52. The Chief of the General Staff is, as his title implies, the chief staff officer of the service, and as such, he has duties of the highest possible importance, both in peace and war. For the general subject of staff duties see Staff. Here we are concerned only with the peculiar position of the chief of staff under a system in which the sovereign is the actual commander-in-chief. It is obvious in the first place that the sovereign may not be a great soldier, fitted by mental gifts, training and character to be placed at the head of an army of, perhaps, a million men. Allowing that it is imperative that, whatever he may be in himself, the sovereign should ex officio command the armies, it is easy to see that the ablest general in these armies must be selected to act as his adviser, irrespective of rank and seniority. This officer must therefore be assigned to a station beyond that of his army rank, and his orders are in fact those of the sovereign himself. Nor is it sufficient that he should occupy an unofficial position as adviser, or ad latus.
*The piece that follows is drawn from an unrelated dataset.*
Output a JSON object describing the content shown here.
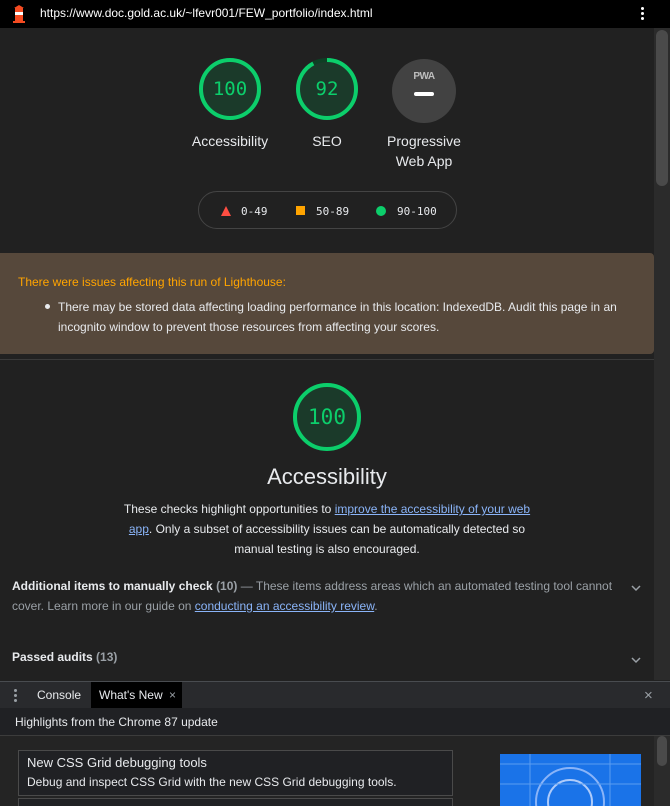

If he were no more than this, the sovereign could act without his adviser being even aware of the action taken. As the staff is the machinery for the transmission of orders and despatches, all orders of the commander-in-chief are signed by the chief of staff as a matter of course, and this position is therefore that in which the adviser has the necessary influence. The relations between the sovereign and his chief military adviser are thus of the first importance to the smooth working of the great military machine, and never have the possibilities of this apparently strange system been more fully exploited than by King William and his chief of staff von Moltke in 1866 and in 1870-71. It is not true to say that the king was the mere figurehead of the German armies, or that Moltke was the real commander-in-chief. Those who have said this forget that the sole responsibility for the consequences of every order lay with the king, and that it is precisely the fear of this responsibilty that has made so many brilliant subordinates fail when in chief command. The characters of the two men supplemented each other, as also in the case of Blücher and Gneisenau and that of Radetzky and Hess. Under these circumstances, the German system of command works, on the whole, smoothly. Matters would, however, be different if either of the two officers failed to realize their mutual interdependence, and the system is in any